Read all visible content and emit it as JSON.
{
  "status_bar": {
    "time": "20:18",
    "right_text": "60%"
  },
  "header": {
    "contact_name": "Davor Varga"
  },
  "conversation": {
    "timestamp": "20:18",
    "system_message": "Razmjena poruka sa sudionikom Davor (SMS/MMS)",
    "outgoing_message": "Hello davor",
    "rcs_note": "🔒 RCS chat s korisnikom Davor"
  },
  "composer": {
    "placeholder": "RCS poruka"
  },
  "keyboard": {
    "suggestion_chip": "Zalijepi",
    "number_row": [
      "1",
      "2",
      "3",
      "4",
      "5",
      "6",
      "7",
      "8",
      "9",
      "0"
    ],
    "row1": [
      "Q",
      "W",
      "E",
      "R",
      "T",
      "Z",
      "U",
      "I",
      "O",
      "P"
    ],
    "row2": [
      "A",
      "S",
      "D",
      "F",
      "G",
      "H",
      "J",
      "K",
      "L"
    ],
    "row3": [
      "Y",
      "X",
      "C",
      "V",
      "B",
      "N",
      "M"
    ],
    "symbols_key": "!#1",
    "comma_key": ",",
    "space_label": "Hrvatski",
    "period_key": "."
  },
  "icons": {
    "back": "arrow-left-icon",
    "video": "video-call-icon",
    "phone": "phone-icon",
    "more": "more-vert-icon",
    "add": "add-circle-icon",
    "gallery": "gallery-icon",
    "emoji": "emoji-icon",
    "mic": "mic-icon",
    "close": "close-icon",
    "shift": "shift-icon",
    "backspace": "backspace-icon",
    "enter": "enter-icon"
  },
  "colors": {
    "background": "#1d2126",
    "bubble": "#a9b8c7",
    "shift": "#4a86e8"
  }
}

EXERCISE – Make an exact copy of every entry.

RESULT OF THIS TASK –
Read all visible content and emit it as JSON.
{
  "status_bar": {
    "time": "20:18",
    "right_text": "60%"
  },
  "header": {
    "contact_name": "Davor Varga"
  },
  "conversation": {
    "timestamp": "20:18",
    "system_message": "Razmjena poruka sa sudionikom Davor (SMS/MMS)",
    "outgoing_message": "Hello davor",
    "rcs_note": "🔒 RCS chat s korisnikom Davor"
  },
  "composer": {
    "placeholder": "RCS poruka"
  },
  "keyboard": {
    "suggestion_chip": "Zalijepi",
    "number_row": [
      "1",
      "2",
      "3",
      "4",
      "5",
      "6",
      "7",
      "8",
      "9",
      "0"
    ],
    "row1": [
      "Q",
      "W",
      "E",
      "R",
      "T",
      "Z",
      "U",
      "I",
      "O",
      "P"
    ],
    "row2": [
      "A",
      "S",
      "D",
      "F",
      "G",
      "H",
      "J",
      "K",
      "L"
    ],
    "row3": [
      "Y",
      "X",
      "C",
      "V",
      "B",
      "N",
      "M"
    ],
    "symbols_key": "!#1",
    "comma_key": ",",
    "space_label": "Hrvatski",
    "period_key": "."
  },
  "icons": {
    "back": "arrow-left-icon",
    "video": "video-call-icon",
    "phone": "phone-icon",
    "more": "more-vert-icon",
    "add": "add-circle-icon",
    "gallery": "gallery-icon",
    "emoji": "emoji-icon",
    "mic": "mic-icon",
    "close": "close-icon",
    "shift": "shift-icon",
    "backspace": "backspace-icon",
    "enter": "enter-icon"
  },
  "colors": {
    "background": "#1d2126",
    "bubble": "#a9b8c7",
    "shift": "#4a86e8"
  }
}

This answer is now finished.